They are pressing for a new, lax standard that would do away with special permits and allow companies to buy and resell millions of tons of low-level radioactive metal.
The standard the companies seek could cause nearly 100,000 cancer fatalities in the United States, by the NRC’s own estimate.
(A couple of years later, Congressman Markey successfully banned most radioactive scrap … but now DOE is trying to bring it back.)
Radioactive scrap is a global problem. As Bloomberg reported last year:
“The major risk we face in our industry is radiation,” said Paul de Bruin, radiation-safety chief for Jewometaal Stainless Processing, one of the world’s biggest stainless-steel scrap yards. “You can talk about security all you want, but I’ve found weapons-grade uranium in scrap.

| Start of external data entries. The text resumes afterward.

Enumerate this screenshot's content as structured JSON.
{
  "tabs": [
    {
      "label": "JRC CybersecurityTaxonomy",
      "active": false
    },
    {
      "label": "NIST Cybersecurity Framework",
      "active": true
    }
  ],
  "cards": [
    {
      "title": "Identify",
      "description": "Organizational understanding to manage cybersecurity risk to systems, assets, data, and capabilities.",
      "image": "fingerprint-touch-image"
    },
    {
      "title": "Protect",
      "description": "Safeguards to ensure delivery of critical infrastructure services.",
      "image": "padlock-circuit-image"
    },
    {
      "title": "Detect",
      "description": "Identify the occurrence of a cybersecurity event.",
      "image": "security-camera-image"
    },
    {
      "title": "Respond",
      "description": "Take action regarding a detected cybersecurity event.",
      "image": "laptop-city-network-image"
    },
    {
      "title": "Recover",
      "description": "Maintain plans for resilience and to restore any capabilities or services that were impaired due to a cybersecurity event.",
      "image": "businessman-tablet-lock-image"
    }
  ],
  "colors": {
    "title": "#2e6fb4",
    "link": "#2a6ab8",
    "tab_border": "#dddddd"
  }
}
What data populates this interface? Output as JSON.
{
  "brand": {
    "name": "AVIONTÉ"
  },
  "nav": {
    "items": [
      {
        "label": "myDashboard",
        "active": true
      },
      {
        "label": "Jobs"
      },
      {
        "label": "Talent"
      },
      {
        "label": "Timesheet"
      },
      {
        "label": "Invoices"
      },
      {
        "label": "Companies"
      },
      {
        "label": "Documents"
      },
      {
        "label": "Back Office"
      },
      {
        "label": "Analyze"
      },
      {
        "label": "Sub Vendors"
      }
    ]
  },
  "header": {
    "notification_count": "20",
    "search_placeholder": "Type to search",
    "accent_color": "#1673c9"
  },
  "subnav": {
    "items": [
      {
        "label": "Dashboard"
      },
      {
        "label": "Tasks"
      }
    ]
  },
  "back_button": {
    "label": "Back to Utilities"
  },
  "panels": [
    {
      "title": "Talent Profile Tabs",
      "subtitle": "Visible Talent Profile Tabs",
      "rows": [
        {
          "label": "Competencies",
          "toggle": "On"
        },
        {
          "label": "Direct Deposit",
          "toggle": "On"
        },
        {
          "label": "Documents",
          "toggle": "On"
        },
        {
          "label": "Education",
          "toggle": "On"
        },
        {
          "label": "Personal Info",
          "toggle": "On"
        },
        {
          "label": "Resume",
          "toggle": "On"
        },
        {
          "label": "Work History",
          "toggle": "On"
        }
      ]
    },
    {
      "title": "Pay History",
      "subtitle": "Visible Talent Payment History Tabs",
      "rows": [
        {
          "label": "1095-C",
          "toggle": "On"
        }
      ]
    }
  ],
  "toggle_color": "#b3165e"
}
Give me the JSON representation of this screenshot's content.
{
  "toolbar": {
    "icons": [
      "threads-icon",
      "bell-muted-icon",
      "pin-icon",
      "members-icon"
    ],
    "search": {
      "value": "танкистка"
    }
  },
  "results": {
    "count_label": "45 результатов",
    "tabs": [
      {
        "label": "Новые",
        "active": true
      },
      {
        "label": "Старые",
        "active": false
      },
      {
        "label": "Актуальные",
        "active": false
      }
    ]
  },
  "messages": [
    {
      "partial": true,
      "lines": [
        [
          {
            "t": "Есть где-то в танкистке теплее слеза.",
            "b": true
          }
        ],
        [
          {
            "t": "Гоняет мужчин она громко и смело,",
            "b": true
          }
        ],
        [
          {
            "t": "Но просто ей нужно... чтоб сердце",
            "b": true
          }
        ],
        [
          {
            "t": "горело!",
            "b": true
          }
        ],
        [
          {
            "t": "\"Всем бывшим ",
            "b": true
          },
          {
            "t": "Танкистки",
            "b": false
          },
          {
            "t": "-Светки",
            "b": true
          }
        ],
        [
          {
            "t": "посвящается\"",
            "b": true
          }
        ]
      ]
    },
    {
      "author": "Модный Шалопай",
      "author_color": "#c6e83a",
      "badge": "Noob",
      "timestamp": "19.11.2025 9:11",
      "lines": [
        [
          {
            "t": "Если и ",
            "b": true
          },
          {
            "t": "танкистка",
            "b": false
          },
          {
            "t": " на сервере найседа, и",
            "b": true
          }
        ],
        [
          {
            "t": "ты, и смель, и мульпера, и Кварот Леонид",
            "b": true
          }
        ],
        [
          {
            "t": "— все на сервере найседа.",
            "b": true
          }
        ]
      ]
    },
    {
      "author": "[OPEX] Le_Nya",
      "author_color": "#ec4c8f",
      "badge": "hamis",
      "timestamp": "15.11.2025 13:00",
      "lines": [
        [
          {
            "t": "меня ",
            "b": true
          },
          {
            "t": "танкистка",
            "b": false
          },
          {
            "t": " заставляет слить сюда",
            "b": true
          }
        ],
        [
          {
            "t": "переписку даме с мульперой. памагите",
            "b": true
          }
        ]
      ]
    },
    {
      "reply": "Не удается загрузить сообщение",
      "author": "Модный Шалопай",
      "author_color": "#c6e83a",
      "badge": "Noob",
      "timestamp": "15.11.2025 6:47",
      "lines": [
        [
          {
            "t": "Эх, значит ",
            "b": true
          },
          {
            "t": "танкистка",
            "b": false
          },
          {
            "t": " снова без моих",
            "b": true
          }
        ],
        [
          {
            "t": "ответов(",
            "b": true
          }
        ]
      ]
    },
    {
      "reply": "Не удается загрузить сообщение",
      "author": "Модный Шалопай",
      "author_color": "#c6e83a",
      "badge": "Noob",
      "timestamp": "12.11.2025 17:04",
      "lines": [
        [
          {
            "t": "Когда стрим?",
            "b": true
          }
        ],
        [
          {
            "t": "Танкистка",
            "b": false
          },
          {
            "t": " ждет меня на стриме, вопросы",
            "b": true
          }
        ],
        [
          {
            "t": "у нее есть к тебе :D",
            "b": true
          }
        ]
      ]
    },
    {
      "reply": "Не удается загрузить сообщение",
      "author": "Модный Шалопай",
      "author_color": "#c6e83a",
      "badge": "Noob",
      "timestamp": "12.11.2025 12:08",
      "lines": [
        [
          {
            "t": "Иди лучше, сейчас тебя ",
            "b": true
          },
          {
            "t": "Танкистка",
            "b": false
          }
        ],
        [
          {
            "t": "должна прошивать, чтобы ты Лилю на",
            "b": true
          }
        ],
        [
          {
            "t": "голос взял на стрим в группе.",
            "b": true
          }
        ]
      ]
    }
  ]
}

Where was the security?”
More than 120 shipments of contaminated goods, including cutlery, buckles and work tools such as hammers and screwdrivers, were denied U.S. entry between 2003 and 2008 after customs and the Department of Homeland Security boosted radiation monitoring at borders.
The department declined to provide updated figures or comment on how the metal tissue boxes at Bed, Bath & Beyond, tainted with cobalt-60 used in medical instruments to diagnose and treat cancer, evaded detection.
“The general public basically isn’t aware that they’re living in a radioactive world,” according to Ross Bartley, technical director for the recycling bureau, who said the contamination has led to lost sales. “Those tissue boxes are problematic because they’re radioactive and they had to be put in radioactive disposal.”
Abandoned medical scanners, food-processing devices and mining equipment containing radioactive metals such as cesium-137 and cobalt-60 are picked up by scrap collectors, sold to recyclers and melted down by foundries, the IAEA says.
Dangerous scrap comes from derelict hospitals and military bases, as well as defunct government agencies that have lost tools with radioactive elements.
Chronic exposure to low doses of radiation can lead to cataracts, cancer and birth defects, according to the U.S. Environmental Protection Agency. A 2005 study of more than 6,000 Taiwanese who lived in apartments built with radioactive reinforcing steel from 1983 to 2005 showed a statistically significant increase in leukemia and breast cancer.
India and China were the top sources of radioactive goods shipped to the U.S. through 2008, according to the Department of Homeland Security. Bartley, a metallurgist who has tracked radioactive contamination since the early 1990s, said there’s no evidence the situation has improved.
Two years after an Indian scrap-metal worker died from radiation exposure, the world’s second-most populous country hasn’t installed alarms, the Ministry of Shipping said in December.
“The same thing could easily happen again tomorrow,” said Deepak Jain, 65, who owns the yard where the worker died. “We have no protection. The government promised a lot, but has delivered absolutely nothing.”
Indeed, we are being bombarded with low-level radiation from all sides:
- Above-ground nuclear tests created “background” levels of radioactive cesium and iodine for the first time
- Countries dump everything from radiation from nuclear meltdowns to radioactive submarines in the ocean
- In Japan, radioactive crops are being mixed into non-irradiated foods
- The U.S. apparently signed a pact with Japan agreeing that the U.S. will continue buying seafood from Japan, despite that food is not being tested for radioactive materials
- Much of our food is now intentionally irradiated
(The government has even treated some people as guinea pigs.)
What can we do? Counterpunch notes:
You can tell the DOE to continue to keep its radioactive metal out of the commercial metal supply, commerce, and our personal items. You can demand a full environmental impact statement. Comment deadline is Feb. 9, 2013. Email to: scrap_PEAcomments@hq.doe.gov (with an underscore after “scrap_”). Snail mail to: Jane Summerson / DOE NNSA / PO Box 5400, Bldg. 401K. AFB East / Albuquerque, New Mexico 87185